liberality


Also found in: Thesaurus, Legal, Financial, Encyclopedia.

lib·er·al·i·ty

 (lĭb′ə-răl′ĭ-tē)
n. pl. lib·er·al·i·ties
1. The quality or state of being liberal or generous.
2. An instance of being liberal.

liberality

(ˌlɪbəˈrælɪtɪ)
n, pl -ties
1. generosity; bounty
2. the quality or condition of being liberal

lib•er•al•i•ty

(ˌlɪb əˈræl ɪ ti)

n., pl. -ties.
1. the quality or condition of being liberal.
2. breadth of mind.
3. broadness or fullness, as of proportions.
4. liberalism.
[1300–50; Middle English < Latin]
ThesaurusAntonymsRelated WordsSynonymsLegend:
Noun1.liberality - an inclination to favor progress and individual freedom
tolerance - willingness to recognize and respect the beliefs or practices of others
2.liberality - the trait of being generous in behavior and temperament
generosity, generousness - the trait of being willing to give your money or time
magnanimity, munificence, openhandedness, largess, largesse - liberality in bestowing gifts; extremely liberal and generous of spirit
illiberality - a disposition not to be liberal (generous) with money

liberality

noun
Translations
كَرَم، عَطِيَّه، تَحَرُّر، تسامُح
liberálnostštědrost
frisindethedgenerøsitetrundhåndethedtolerance
kötetlenség
örlæti; frjálslyndi
liberálnosť
cömertlikserbest fikirlilik

liberality

[ˌlɪbəˈrælɪtɪ] N (= generosity) → liberalidad f, generosidad f

liberality

[ˌlɪbəˈrælɪti] n (= generosity) → générosité f, libéralité f

liberality

n
(= generosity)Großzügigkeit f

liberality

[ˌlɪbəˈrælɪtɪ] n (generosity) → liberalità, generosità

liberal

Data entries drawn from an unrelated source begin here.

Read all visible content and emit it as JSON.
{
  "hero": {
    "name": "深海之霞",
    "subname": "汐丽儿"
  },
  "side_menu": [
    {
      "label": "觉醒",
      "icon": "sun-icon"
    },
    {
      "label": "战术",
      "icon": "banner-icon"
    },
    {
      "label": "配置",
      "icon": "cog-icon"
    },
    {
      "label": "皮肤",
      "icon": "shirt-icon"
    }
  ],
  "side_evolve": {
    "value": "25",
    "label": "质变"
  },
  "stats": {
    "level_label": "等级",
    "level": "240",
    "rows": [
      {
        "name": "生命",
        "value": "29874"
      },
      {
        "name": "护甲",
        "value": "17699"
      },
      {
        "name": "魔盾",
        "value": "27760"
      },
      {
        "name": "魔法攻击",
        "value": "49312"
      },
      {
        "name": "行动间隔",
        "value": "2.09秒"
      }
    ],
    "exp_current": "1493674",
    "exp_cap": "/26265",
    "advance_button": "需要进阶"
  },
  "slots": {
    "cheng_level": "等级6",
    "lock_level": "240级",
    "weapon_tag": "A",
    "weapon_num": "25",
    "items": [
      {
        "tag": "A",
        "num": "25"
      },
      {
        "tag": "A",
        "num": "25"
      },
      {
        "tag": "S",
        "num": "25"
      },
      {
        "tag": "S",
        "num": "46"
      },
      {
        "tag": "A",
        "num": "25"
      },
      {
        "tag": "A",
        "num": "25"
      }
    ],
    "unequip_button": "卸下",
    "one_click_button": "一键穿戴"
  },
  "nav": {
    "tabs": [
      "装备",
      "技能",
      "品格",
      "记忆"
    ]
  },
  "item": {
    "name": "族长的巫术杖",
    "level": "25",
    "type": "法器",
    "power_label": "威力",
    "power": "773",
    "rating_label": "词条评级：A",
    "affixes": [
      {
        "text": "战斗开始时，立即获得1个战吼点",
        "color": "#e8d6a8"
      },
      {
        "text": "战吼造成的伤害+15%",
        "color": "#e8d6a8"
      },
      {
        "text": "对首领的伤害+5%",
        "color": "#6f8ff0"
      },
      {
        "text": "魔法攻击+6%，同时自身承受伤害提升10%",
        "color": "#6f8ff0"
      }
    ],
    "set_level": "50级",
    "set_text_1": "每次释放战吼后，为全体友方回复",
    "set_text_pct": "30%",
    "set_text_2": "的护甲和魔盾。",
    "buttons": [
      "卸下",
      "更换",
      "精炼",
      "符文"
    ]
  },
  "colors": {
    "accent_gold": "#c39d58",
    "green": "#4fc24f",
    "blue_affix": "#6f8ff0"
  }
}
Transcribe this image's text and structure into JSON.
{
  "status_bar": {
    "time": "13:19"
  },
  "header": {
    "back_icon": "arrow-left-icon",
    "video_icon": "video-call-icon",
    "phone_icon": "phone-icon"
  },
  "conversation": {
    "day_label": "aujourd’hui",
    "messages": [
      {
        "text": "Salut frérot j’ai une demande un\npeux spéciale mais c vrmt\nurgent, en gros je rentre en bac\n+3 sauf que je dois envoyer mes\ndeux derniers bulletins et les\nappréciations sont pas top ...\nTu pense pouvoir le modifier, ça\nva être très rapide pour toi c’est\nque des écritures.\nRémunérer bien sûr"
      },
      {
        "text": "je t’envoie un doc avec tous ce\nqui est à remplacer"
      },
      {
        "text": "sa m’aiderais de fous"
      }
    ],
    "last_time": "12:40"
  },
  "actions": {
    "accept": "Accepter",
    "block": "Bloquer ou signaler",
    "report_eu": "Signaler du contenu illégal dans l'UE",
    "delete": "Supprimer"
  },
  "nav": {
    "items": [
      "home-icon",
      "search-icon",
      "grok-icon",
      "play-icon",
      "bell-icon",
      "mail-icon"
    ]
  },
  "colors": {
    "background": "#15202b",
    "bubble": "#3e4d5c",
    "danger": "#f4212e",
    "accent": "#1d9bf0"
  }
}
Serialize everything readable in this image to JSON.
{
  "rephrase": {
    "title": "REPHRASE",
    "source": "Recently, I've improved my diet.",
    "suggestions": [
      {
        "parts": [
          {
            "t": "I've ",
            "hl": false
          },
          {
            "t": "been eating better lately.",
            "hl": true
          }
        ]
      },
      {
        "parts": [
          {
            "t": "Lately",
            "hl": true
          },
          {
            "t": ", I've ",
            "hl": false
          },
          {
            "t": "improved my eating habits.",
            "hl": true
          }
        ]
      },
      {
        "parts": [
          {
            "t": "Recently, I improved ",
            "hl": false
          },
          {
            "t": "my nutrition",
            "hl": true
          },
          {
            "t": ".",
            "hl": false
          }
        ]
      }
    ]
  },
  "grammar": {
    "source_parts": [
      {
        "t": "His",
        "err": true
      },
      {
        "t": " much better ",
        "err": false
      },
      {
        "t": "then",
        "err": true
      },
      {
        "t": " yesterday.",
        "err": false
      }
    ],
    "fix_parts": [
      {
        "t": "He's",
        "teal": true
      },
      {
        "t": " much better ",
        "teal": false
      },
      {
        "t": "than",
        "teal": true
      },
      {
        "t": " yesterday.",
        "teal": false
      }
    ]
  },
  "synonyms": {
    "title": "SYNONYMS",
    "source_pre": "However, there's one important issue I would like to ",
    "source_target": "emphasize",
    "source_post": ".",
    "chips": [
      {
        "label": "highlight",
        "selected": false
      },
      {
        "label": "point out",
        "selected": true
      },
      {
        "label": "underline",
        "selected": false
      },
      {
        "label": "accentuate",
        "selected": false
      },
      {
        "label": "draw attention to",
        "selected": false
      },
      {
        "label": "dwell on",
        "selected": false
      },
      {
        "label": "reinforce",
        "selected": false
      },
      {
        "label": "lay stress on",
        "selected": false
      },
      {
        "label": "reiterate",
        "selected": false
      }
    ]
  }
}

(ˈlibərəl) adjective
1. generous. She gave me a liberal helping of apple pie; She was very liberal with her money.
2. tolerant; not criticizing or disapproving. The headmaster is very liberal in his attitude to young people.
3. (also noun) (especially with capital) in politics, (a person belonging to a party) favouring liberty for the individual.
libeˈrality (-ˈrӕ-) noun
ˈliberally adverb
References in classic literature ?
Duncan perceived that even his own powers were spoken lightly of, as the scout extended his palm, and mentioned him by the appellation of the "Open Hand"--a name his liberality had purchased of all the friendly tribes.
The child, staring with round eyes at this instance of liberality, wholly unprecedented in his large experience of cent-shops, took the man of gingerbread, and quitted the premises.
A soldier -- New England's most distinguished soldier -- he stood firmly on the pedestal of his gallant services; and, himself secure in the wise liberality of the successive administrations through which he had held office, he had been the safety of his subordinates in many an hour of danger and heart-quake General Miller was radically conservative; a man over whose kindly nature habit had no slight influence; attaching himself strongly to familiar faces, and with difficulty moved to change, even when change might have brought unquestionable improvement.
I slept little that night--I was too much excited; and this astonished me, too, I recollect, remained with me, adding to my sense of the liberality with which I was treated.
Shelby, who, with a little womanly complacency in match-making, felt pleased to unite her handsome favorite with one of her own class who seemed in every way suited to her; and so they were married in her mistress' great parlor, and her mistress herself adorned the bride's beautiful hair with orange-blossoms, and threw over it the bridal veil, which certainly could scarce have rested on a fairer head; and there was no lack of white gloves, and cake and wine,--of admiring guests to praise the bride's beauty, and her mistress' indulgence and liberality.
The farmers were bound to throw in something, to sort of offset my liberality, whether I would or no; so I let them give me a flint and steel; and as soon as they had comfortably bestowed Sandy and me on our horse, I lit my pipe.
This thing of using the common beggar's trick and the common beggar's shibboleth to put you on your liberality when you were expecting a simple straightforward commercial transaction, adds a little to your prospering sense of irritation.
It was short, but expressed good sense, warm attachment, liberality, propriety, even delicacy of feeling.
His attentive behaviour to herself and his sisters convinced her that their welfare was dear to him, and, for a long time, she firmly relied on the liberality of his intentions.
Brocklehurst and his family never came near Lowood now: household matters were not scrutinised into; the cross housekeeper was gone, driven away by the fear of infection; her successor, who had been matron at the Lowton Dispensary, unused to the ways of her new abode, provided with comparative liberality.
Again: Tellson's was a munificent house, and extended great liberality to old customers who had fallen from their high estate.
We have no doubt his liberality is well represented by his surviving partner,' said the gentleman, presenting his credentials.